== Task ==
Keep the images out and set the listing below down word for word.

▶

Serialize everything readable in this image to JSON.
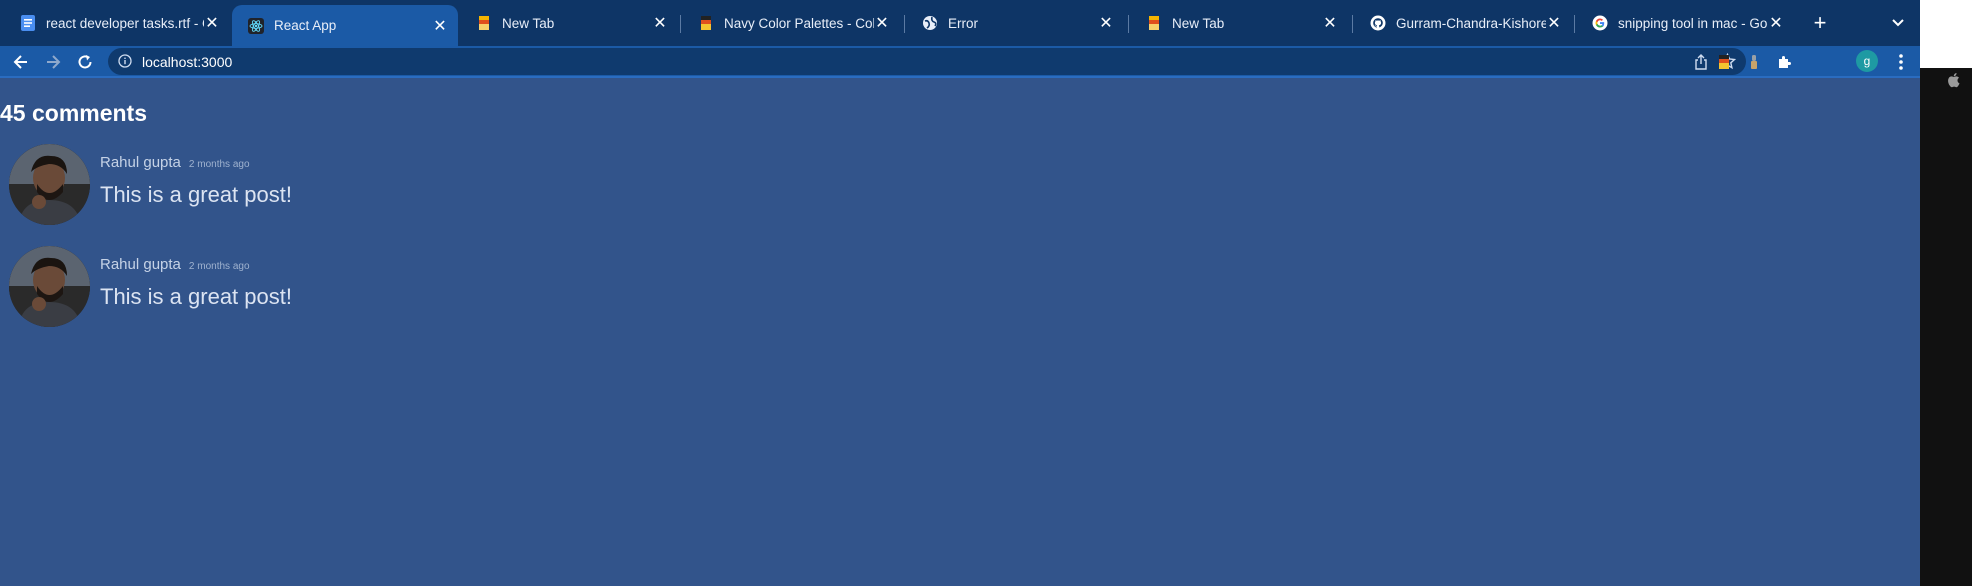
{
  "tabs": [
    {
      "title": "react developer tasks.rtf - G",
      "icon": "docs-icon",
      "active": false
    },
    {
      "title": "React App",
      "icon": "react-icon",
      "active": true
    },
    {
      "title": "New Tab",
      "icon": "palette-icon",
      "active": false
    },
    {
      "title": "Navy Color Palettes - Color I",
      "icon": "palette-icon",
      "active": false
    },
    {
      "title": "Error",
      "icon": "globe-icon",
      "active": false
    },
    {
      "title": "New Tab",
      "icon": "palette-icon",
      "active": false
    },
    {
      "title": "Gurram-Chandra-Kishore-R",
      "icon": "github-icon",
      "active": false
    },
    {
      "title": "snipping tool in mac - Googl",
      "icon": "google-icon",
      "active": false
    }
  ],
  "address": {
    "url": "localhost:3000"
  },
  "profile": {
    "initial": "g"
  },
  "page": {
    "count_label": "45 comments",
    "comments": [
      {
        "author": "Rahul gupta",
        "time": "2 months ago",
        "text": "This is a great post!"
      },
      {
        "author": "Rahul gupta",
        "time": "2 months ago",
        "text": "This is a great post!"
      }
    ]
  },
  "colors": {
    "page_bg": "#32548b",
    "tabstrip_bg": "#0e3566",
    "active_tab_bg": "#1b5aa6",
    "omnibox_bg": "#0f3a6e"
  }
}
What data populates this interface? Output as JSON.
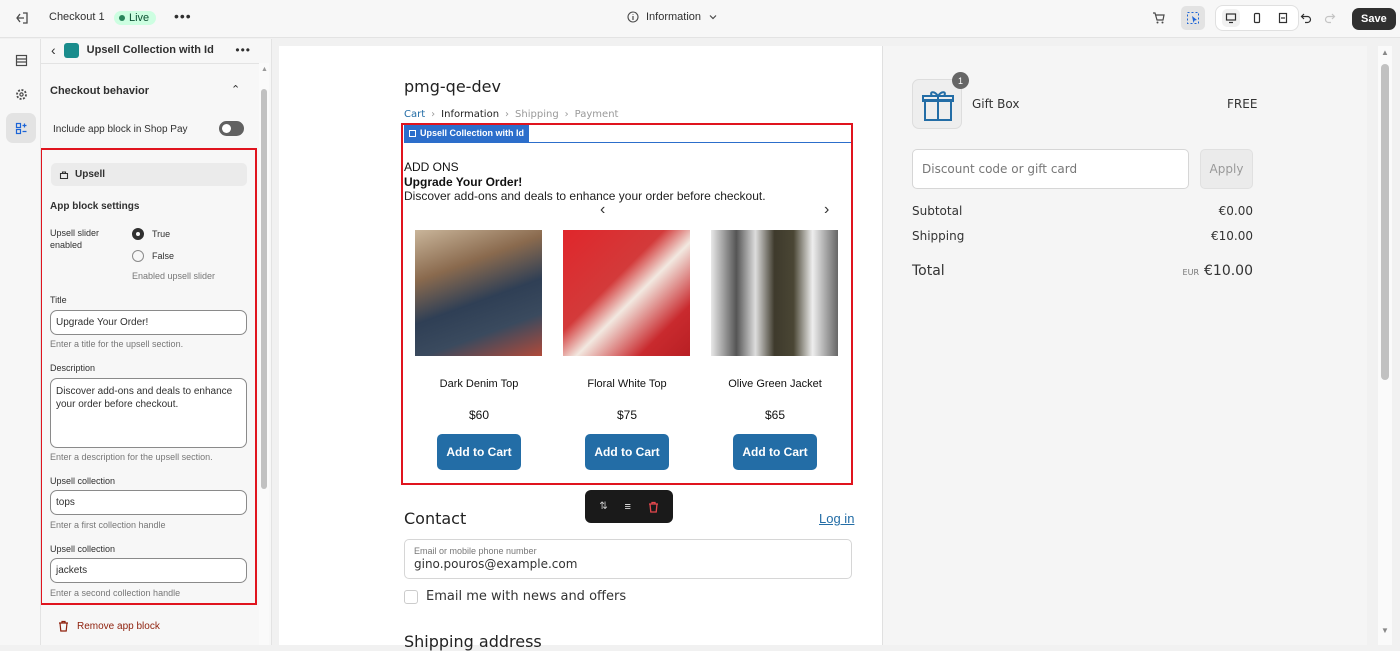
{
  "topbar": {
    "page_name": "Checkout 1",
    "status": "Live",
    "center_label": "Information",
    "save_label": "Save"
  },
  "sidebar": {
    "block_title": "Upsell Collection with Id",
    "checkout_behavior": "Checkout behavior",
    "shop_pay_label": "Include app block in Shop Pay",
    "upsell_chip": "Upsell",
    "settings_heading": "App block settings",
    "slider_label": "Upsell slider enabled",
    "opt_true": "True",
    "opt_false": "False",
    "slider_help": "Enabled upsell slider",
    "title_label": "Title",
    "title_value": "Upgrade Your Order!",
    "title_help": "Enter a title for the upsell section.",
    "desc_label": "Description",
    "desc_value": "Discover add-ons and deals to enhance your order before checkout.",
    "desc_help": "Enter a description for the upsell section.",
    "coll1_label": "Upsell collection",
    "coll1_value": "tops",
    "coll1_help": "Enter a first collection handle",
    "coll2_label": "Upsell collection",
    "coll2_value": "jackets",
    "coll2_help": "Enter a second collection handle",
    "remove_label": "Remove app block"
  },
  "checkout": {
    "store_name": "pmg-qe-dev",
    "breadcrumb": [
      "Cart",
      "Information",
      "Shipping",
      "Payment"
    ],
    "block_tag": "Upsell Collection with Id",
    "addons_heading": "ADD ONS",
    "upsell_title": "Upgrade Your Order!",
    "upsell_desc": "Discover add-ons and deals to enhance your order before checkout.",
    "products": [
      {
        "name": "Dark Denim Top",
        "price": "$60",
        "button": "Add to Cart"
      },
      {
        "name": "Floral White Top",
        "price": "$75",
        "button": "Add to Cart"
      },
      {
        "name": "Olive Green Jacket",
        "price": "$65",
        "button": "Add to Cart"
      }
    ],
    "contact_heading": "Contact",
    "login_link": "Log in",
    "email_label": "Email or mobile phone number",
    "email_value": "gino.pouros@example.com",
    "newsletter_label": "Email me with news and offers",
    "shipping_heading": "Shipping address"
  },
  "summary": {
    "item_qty": "1",
    "item_name": "Gift Box",
    "item_price": "FREE",
    "discount_placeholder": "Discount code or gift card",
    "apply_label": "Apply",
    "subtotal_label": "Subtotal",
    "subtotal_value": "€0.00",
    "shipping_label": "Shipping",
    "shipping_value": "€10.00",
    "total_label": "Total",
    "currency": "EUR",
    "total_value": "€10.00"
  },
  "colors": {
    "accent_blue": "#236da6",
    "highlight_red": "#e0141e",
    "live_green": "#29845a"
  }
}
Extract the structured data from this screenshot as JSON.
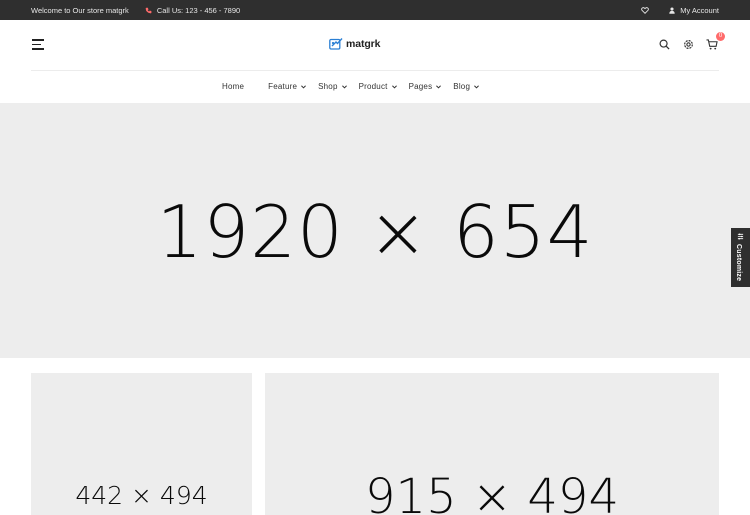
{
  "topbar": {
    "welcome": "Welcome to Our store matgrk",
    "phone": "Call Us: 123 - 456 - 7890",
    "account": "My Account"
  },
  "header": {
    "logo_text": "matgrk",
    "cart_count": "0"
  },
  "nav": {
    "items": [
      {
        "label": "Home"
      },
      {
        "label": "Feature"
      },
      {
        "label": "Shop"
      },
      {
        "label": "Product"
      },
      {
        "label": "Pages"
      },
      {
        "label": "Blog"
      }
    ]
  },
  "hero": {
    "placeholder": "1920 × 654"
  },
  "customize": {
    "label": "Customize"
  },
  "banners": {
    "left_placeholder": "442 × 494",
    "right_placeholder": "915 × 494"
  },
  "colors": {
    "topbar_bg": "#2f2f2f",
    "placeholder_bg": "#ededed",
    "accent": "#ff6b6b",
    "logo_blue": "#2a7fd4"
  },
  "icons": [
    "phone-icon",
    "heart-icon",
    "user-icon",
    "menu-icon",
    "search-icon",
    "gear-icon",
    "cart-icon",
    "chevron-down-icon",
    "sliders-icon"
  ]
}
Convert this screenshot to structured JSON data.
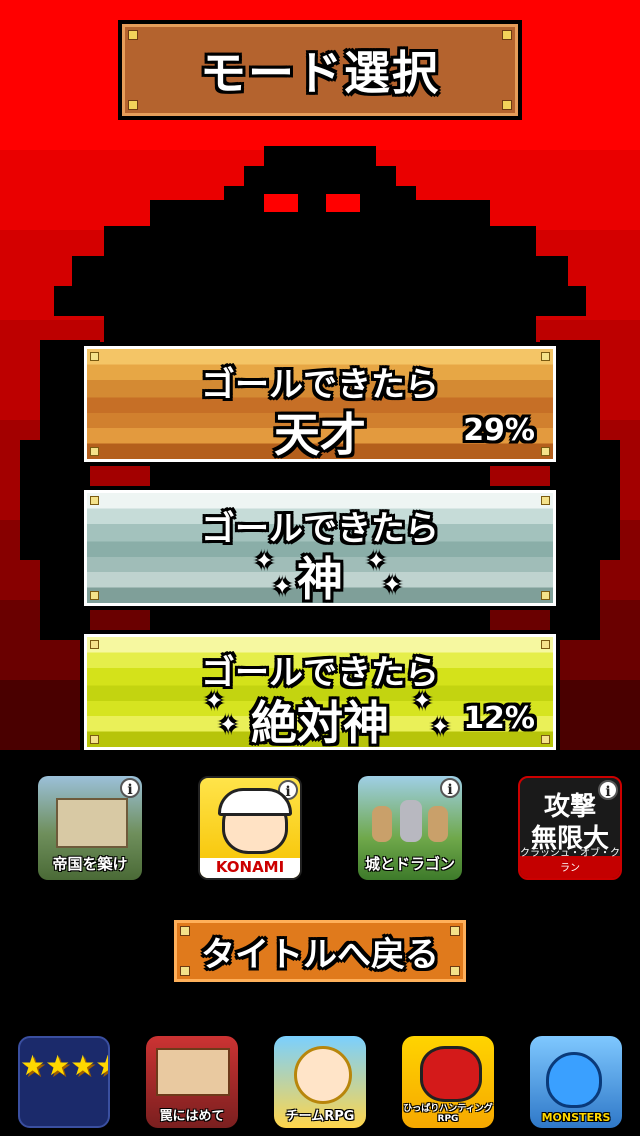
{
  "title": "モード選択",
  "modes": [
    {
      "line1": "ゴールできたら",
      "line2": "天才",
      "percent": "29%"
    },
    {
      "line1": "ゴールできたら",
      "line2": "神",
      "percent": ""
    },
    {
      "line1": "ゴールできたら",
      "line2": "絶対神",
      "percent": "12%"
    }
  ],
  "ads": [
    {
      "caption": "帝国を築け",
      "info": "i"
    },
    {
      "caption": "KONAMI",
      "info": "i"
    },
    {
      "caption": "城とドラゴン",
      "info": "i"
    },
    {
      "caption_top": "攻撃",
      "caption_bottom": "無限大",
      "caption_small": "クラッシュ・オブ・クラン",
      "info": "i"
    }
  ],
  "back_button": "タイトルへ戻る",
  "bottom_icons": [
    {
      "caption": "★★★★★★"
    },
    {
      "caption": "罠にはめて"
    },
    {
      "caption": "チームRPG"
    },
    {
      "caption": "ひっぱりハンティングRPG"
    },
    {
      "caption": "MONSTERS"
    }
  ],
  "colors": {
    "title_bg": "#b4632e",
    "back_bg": "#e07a1c",
    "monster": "#000000",
    "monster_eyes": "#ff0000"
  }
}
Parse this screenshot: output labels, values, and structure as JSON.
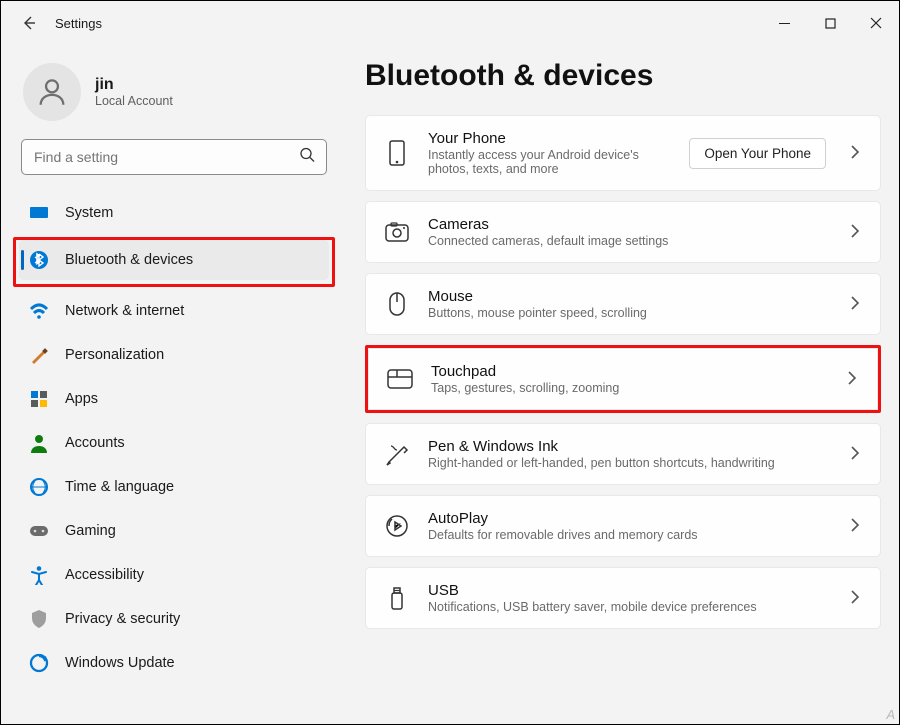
{
  "window": {
    "title": "Settings"
  },
  "user": {
    "name": "jin",
    "account_type": "Local Account"
  },
  "search": {
    "placeholder": "Find a setting"
  },
  "sidebar": {
    "items": [
      {
        "label": "System"
      },
      {
        "label": "Bluetooth & devices"
      },
      {
        "label": "Network & internet"
      },
      {
        "label": "Personalization"
      },
      {
        "label": "Apps"
      },
      {
        "label": "Accounts"
      },
      {
        "label": "Time & language"
      },
      {
        "label": "Gaming"
      },
      {
        "label": "Accessibility"
      },
      {
        "label": "Privacy & security"
      },
      {
        "label": "Windows Update"
      }
    ],
    "selected_index": 1,
    "highlighted_index": 1
  },
  "page": {
    "title": "Bluetooth & devices",
    "highlighted_index": 3,
    "cards": [
      {
        "title": "Your Phone",
        "sub": "Instantly access your Android device's photos, texts, and more",
        "action_label": "Open Your Phone"
      },
      {
        "title": "Cameras",
        "sub": "Connected cameras, default image settings"
      },
      {
        "title": "Mouse",
        "sub": "Buttons, mouse pointer speed, scrolling"
      },
      {
        "title": "Touchpad",
        "sub": "Taps, gestures, scrolling, zooming"
      },
      {
        "title": "Pen & Windows Ink",
        "sub": "Right-handed or left-handed, pen button shortcuts, handwriting"
      },
      {
        "title": "AutoPlay",
        "sub": "Defaults for removable drives and memory cards"
      },
      {
        "title": "USB",
        "sub": "Notifications, USB battery saver, mobile device preferences"
      }
    ]
  }
}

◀

== Exercise output ==
Serialize everything readable in this image to JSON.
{
  "tabs": [
    {
      "title": "react developer tasks.rtf - G",
      "icon": "docs-icon",
      "active": false
    },
    {
      "title": "React App",
      "icon": "react-icon",
      "active": true
    },
    {
      "title": "New Tab",
      "icon": "palette-icon",
      "active": false
    },
    {
      "title": "Navy Color Palettes - Color I",
      "icon": "palette-icon",
      "active": false
    },
    {
      "title": "Error",
      "icon": "globe-icon",
      "active": false
    },
    {
      "title": "New Tab",
      "icon": "palette-icon",
      "active": false
    },
    {
      "title": "Gurram-Chandra-Kishore-R",
      "icon": "github-icon",
      "active": false
    },
    {
      "title": "snipping tool in mac - Googl",
      "icon": "google-icon",
      "active": false
    }
  ],
  "address": {
    "url": "localhost:3000"
  },
  "profile": {
    "initial": "g"
  },
  "page": {
    "count_label": "45 comments",
    "comments": [
      {
        "author": "Rahul gupta",
        "time": "2 months ago",
        "text": "This is a great post!"
      },
      {
        "author": "Rahul gupta",
        "time": "2 months ago",
        "text": "This is a great post!"
      }
    ]
  },
  "colors": {
    "page_bg": "#32548b",
    "tabstrip_bg": "#0e3566",
    "active_tab_bg": "#1b5aa6",
    "omnibox_bg": "#0f3a6e"
  }
}
What data populates this interface? Output as JSON.
{
  "topbar": {
    "page_name": "Checkout 1",
    "status": "Live",
    "center_label": "Information",
    "save_label": "Save"
  },
  "sidebar": {
    "block_title": "Upsell Collection with Id",
    "checkout_behavior": "Checkout behavior",
    "shop_pay_label": "Include app block in Shop Pay",
    "upsell_chip": "Upsell",
    "settings_heading": "App block settings",
    "slider_label": "Upsell slider enabled",
    "opt_true": "True",
    "opt_false": "False",
    "slider_help": "Enabled upsell slider",
    "title_label": "Title",
    "title_value": "Upgrade Your Order!",
    "title_help": "Enter a title for the upsell section.",
    "desc_label": "Description",
    "desc_value": "Discover add-ons and deals to enhance your order before checkout.",
    "desc_help": "Enter a description for the upsell section.",
    "coll1_label": "Upsell collection",
    "coll1_value": "tops",
    "coll1_help": "Enter a first collection handle",
    "coll2_label": "Upsell collection",
    "coll2_value": "jackets",
    "coll2_help": "Enter a second collection handle",
    "remove_label": "Remove app block"
  },
  "checkout": {
    "store_name": "pmg-qe-dev",
    "breadcrumb": [
      "Cart",
      "Information",
      "Shipping",
      "Payment"
    ],
    "block_tag": "Upsell Collection with Id",
    "addons_heading": "ADD ONS",
    "upsell_title": "Upgrade Your Order!",
    "upsell_desc": "Discover add-ons and deals to enhance your order before checkout.",
    "products": [
      {
        "name": "Dark Denim Top",
        "price": "$60",
        "button": "Add to Cart"
      },
      {
        "name": "Floral White Top",
        "price": "$75",
        "button": "Add to Cart"
      },
      {
        "name": "Olive Green Jacket",
        "price": "$65",
        "button": "Add to Cart"
      }
    ],
    "contact_heading": "Contact",
    "login_link": "Log in",
    "email_label": "Email or mobile phone number",
    "email_value": "gino.pouros@example.com",
    "newsletter_label": "Email me with news and offers",
    "shipping_heading": "Shipping address"
  },
  "summary": {
    "item_qty": "1",
    "item_name": "Gift Box",
    "item_price": "FREE",
    "discount_placeholder": "Discount code or gift card",
    "apply_label": "Apply",
    "subtotal_label": "Subtotal",
    "subtotal_value": "€0.00",
    "shipping_label": "Shipping",
    "shipping_value": "€10.00",
    "total_label": "Total",
    "currency": "EUR",
    "total_value": "€10.00"
  },
  "colors": {
    "accent_blue": "#236da6",
    "highlight_red": "#e0141e",
    "live_green": "#29845a"
  }
}
Extract the structured data from this screenshot as JSON.
{
  "topbar": {
    "welcome": "Welcome to Our store matgrk",
    "phone": "Call Us: 123 - 456 - 7890",
    "account": "My Account"
  },
  "header": {
    "logo_text": "matgrk",
    "cart_count": "0"
  },
  "nav": {
    "items": [
      {
        "label": "Home"
      },
      {
        "label": "Feature"
      },
      {
        "label": "Shop"
      },
      {
        "label": "Product"
      },
      {
        "label": "Pages"
      },
      {
        "label": "Blog"
      }
    ]
  },
  "hero": {
    "placeholder": "1920 × 654"
  },
  "customize": {
    "label": "Customize"
  },
  "banners": {
    "left_placeholder": "442 × 494",
    "right_placeholder": "915 × 494"
  },
  "colors": {
    "topbar_bg": "#2f2f2f",
    "placeholder_bg": "#ededed",
    "accent": "#ff6b6b",
    "logo_blue": "#2a7fd4"
  },
  "icons": [
    "phone-icon",
    "heart-icon",
    "user-icon",
    "menu-icon",
    "search-icon",
    "gear-icon",
    "cart-icon",
    "chevron-down-icon",
    "sliders-icon"
  ]
}
Convert this screenshot to structured JSON data.
{
  "title": "モード選択",
  "modes": [
    {
      "line1": "ゴールできたら",
      "line2": "天才",
      "percent": "29%"
    },
    {
      "line1": "ゴールできたら",
      "line2": "神",
      "percent": ""
    },
    {
      "line1": "ゴールできたら",
      "line2": "絶対神",
      "percent": "12%"
    }
  ],
  "ads": [
    {
      "caption": "帝国を築け",
      "info": "i"
    },
    {
      "caption": "KONAMI",
      "info": "i"
    },
    {
      "caption": "城とドラゴン",
      "info": "i"
    },
    {
      "caption_top": "攻撃",
      "caption_bottom": "無限大",
      "caption_small": "クラッシュ・オブ・クラン",
      "info": "i"
    }
  ],
  "back_button": "タイトルへ戻る",
  "bottom_icons": [
    {
      "caption": "★★★★★★"
    },
    {
      "caption": "罠にはめて"
    },
    {
      "caption": "チームRPG"
    },
    {
      "caption": "ひっぱりハンティングRPG"
    },
    {
      "caption": "MONSTERS"
    }
  ],
  "colors": {
    "title_bg": "#b4632e",
    "back_bg": "#e07a1c",
    "monster": "#000000",
    "monster_eyes": "#ff0000"
  }
}
Parse this screenshot: output labels, values, and structure as JSON.
{
  "window": {
    "title": "Settings"
  },
  "user": {
    "name": "jin",
    "account_type": "Local Account"
  },
  "search": {
    "placeholder": "Find a setting"
  },
  "sidebar": {
    "items": [
      {
        "label": "System"
      },
      {
        "label": "Bluetooth & devices"
      },
      {
        "label": "Network & internet"
      },
      {
        "label": "Personalization"
      },
      {
        "label": "Apps"
      },
      {
        "label": "Accounts"
      },
      {
        "label": "Time & language"
      },
      {
        "label": "Gaming"
      },
      {
        "label": "Accessibility"
      },
      {
        "label": "Privacy & security"
      },
      {
        "label": "Windows Update"
      }
    ],
    "selected_index": 1,
    "highlighted_index": 1
  },
  "page": {
    "title": "Bluetooth & devices",
    "highlighted_index": 3,
    "cards": [
      {
        "title": "Your Phone",
        "sub": "Instantly access your Android device's photos, texts, and more",
        "action_label": "Open Your Phone"
      },
      {
        "title": "Cameras",
        "sub": "Connected cameras, default image settings"
      },
      {
        "title": "Mouse",
        "sub": "Buttons, mouse pointer speed, scrolling"
      },
      {
        "title": "Touchpad",
        "sub": "Taps, gestures, scrolling, zooming"
      },
      {
        "title": "Pen & Windows Ink",
        "sub": "Right-handed or left-handed, pen button shortcuts, handwriting"
      },
      {
        "title": "AutoPlay",
        "sub": "Defaults for removable drives and memory cards"
      },
      {
        "title": "USB",
        "sub": "Notifications, USB battery saver, mobile device preferences"
      }
    ]
  }
}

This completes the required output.